TASK DIRECTIONS:
Which lines of the entries contain the word "Learning"? Please list them.

*** GIVEN INFORMATION Section Begins ***

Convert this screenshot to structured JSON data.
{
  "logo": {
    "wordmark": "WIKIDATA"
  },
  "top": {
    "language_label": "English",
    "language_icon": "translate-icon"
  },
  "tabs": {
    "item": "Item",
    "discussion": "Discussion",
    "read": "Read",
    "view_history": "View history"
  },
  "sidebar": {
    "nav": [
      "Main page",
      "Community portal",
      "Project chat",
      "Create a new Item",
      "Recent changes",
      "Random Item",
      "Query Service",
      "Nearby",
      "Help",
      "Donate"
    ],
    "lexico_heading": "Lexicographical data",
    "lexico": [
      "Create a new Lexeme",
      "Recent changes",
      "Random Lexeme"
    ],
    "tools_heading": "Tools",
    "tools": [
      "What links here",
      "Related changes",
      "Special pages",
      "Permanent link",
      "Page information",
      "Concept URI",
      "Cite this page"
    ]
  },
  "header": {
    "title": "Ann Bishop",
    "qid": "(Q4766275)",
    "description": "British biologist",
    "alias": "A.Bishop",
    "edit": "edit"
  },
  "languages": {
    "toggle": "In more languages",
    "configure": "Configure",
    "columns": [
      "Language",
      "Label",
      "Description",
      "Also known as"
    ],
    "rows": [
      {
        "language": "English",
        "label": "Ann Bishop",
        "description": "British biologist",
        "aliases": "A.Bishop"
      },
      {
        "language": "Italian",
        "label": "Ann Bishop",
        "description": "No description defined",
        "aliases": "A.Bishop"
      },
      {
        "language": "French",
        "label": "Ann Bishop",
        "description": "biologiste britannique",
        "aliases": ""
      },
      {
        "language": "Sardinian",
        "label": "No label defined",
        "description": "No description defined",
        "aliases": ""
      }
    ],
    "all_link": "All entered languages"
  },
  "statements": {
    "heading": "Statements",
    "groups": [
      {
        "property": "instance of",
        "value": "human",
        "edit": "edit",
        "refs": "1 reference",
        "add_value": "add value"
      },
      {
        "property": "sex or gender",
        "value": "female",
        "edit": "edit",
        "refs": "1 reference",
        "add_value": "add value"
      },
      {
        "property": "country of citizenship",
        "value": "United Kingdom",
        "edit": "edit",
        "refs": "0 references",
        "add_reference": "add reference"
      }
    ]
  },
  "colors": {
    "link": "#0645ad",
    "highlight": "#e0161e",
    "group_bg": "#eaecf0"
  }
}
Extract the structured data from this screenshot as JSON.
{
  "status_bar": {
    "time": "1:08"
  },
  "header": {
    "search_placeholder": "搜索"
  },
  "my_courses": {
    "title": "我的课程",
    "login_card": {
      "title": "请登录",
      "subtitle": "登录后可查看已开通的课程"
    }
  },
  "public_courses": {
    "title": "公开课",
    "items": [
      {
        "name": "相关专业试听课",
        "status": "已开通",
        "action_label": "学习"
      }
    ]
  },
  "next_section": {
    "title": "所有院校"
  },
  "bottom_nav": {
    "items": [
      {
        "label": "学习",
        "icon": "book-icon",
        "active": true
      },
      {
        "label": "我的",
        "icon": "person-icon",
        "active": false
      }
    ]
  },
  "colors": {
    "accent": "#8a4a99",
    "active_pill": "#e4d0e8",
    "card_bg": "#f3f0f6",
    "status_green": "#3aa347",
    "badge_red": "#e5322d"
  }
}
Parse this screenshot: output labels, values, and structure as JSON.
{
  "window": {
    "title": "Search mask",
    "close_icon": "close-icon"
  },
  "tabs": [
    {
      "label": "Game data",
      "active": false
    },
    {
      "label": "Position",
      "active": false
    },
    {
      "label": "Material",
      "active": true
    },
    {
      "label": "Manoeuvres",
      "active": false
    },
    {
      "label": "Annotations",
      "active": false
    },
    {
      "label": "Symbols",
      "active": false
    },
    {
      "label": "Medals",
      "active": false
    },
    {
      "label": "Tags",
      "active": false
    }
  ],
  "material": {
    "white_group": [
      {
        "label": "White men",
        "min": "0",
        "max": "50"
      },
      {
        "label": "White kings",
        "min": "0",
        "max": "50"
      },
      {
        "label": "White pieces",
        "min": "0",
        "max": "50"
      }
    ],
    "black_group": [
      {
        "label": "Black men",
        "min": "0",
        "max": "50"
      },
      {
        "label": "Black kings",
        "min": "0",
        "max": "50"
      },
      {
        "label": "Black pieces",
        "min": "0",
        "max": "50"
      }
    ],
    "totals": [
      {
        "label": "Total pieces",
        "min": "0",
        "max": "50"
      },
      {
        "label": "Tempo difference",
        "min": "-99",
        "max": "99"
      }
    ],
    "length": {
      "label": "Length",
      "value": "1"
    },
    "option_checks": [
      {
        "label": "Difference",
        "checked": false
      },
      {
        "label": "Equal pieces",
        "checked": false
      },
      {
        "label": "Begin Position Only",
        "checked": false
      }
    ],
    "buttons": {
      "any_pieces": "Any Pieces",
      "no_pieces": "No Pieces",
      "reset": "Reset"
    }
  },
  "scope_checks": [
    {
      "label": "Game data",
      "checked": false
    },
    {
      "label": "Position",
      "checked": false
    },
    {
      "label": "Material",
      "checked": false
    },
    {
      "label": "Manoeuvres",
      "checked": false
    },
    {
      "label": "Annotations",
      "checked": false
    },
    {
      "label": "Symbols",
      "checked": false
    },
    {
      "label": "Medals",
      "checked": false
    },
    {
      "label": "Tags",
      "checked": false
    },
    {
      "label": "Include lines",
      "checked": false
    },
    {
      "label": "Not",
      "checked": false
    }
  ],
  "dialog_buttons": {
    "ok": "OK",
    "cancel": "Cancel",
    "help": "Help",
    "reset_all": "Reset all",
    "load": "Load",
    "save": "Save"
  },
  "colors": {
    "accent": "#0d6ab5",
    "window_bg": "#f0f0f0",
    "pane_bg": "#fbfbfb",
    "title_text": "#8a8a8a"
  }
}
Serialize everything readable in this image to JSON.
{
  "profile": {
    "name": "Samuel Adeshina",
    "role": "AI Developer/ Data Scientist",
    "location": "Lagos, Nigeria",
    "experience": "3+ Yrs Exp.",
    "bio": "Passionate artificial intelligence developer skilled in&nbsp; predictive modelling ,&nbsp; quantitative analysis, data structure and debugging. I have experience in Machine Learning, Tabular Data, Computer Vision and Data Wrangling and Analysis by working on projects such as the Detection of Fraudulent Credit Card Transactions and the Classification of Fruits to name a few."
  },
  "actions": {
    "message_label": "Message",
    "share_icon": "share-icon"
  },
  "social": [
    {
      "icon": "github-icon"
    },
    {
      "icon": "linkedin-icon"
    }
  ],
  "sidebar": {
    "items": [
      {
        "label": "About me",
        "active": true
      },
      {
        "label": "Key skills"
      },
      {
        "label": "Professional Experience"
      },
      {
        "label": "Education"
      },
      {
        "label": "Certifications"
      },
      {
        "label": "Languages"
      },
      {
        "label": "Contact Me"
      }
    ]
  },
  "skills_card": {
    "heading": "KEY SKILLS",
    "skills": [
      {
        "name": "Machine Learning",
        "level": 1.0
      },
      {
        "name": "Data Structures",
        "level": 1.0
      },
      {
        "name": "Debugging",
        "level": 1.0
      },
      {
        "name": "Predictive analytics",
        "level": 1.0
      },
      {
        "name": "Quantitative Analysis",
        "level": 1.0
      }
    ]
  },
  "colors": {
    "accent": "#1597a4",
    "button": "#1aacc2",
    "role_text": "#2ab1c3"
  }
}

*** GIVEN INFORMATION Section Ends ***

REPLY:
    "bio": "Passionate artificial intelligence developer skilled in&nbsp; predictive modelling ,&nbsp; quantitative analysis, data structure and debugging. I have experience in Machine Learning, Tabular Data, Computer Vision and Data Wrangling and Analysis by working on projects such as the Detection of Fraudulent Credit Card Transactions and the Classification of Fruits to name a few."
        "name": "Machine Learning",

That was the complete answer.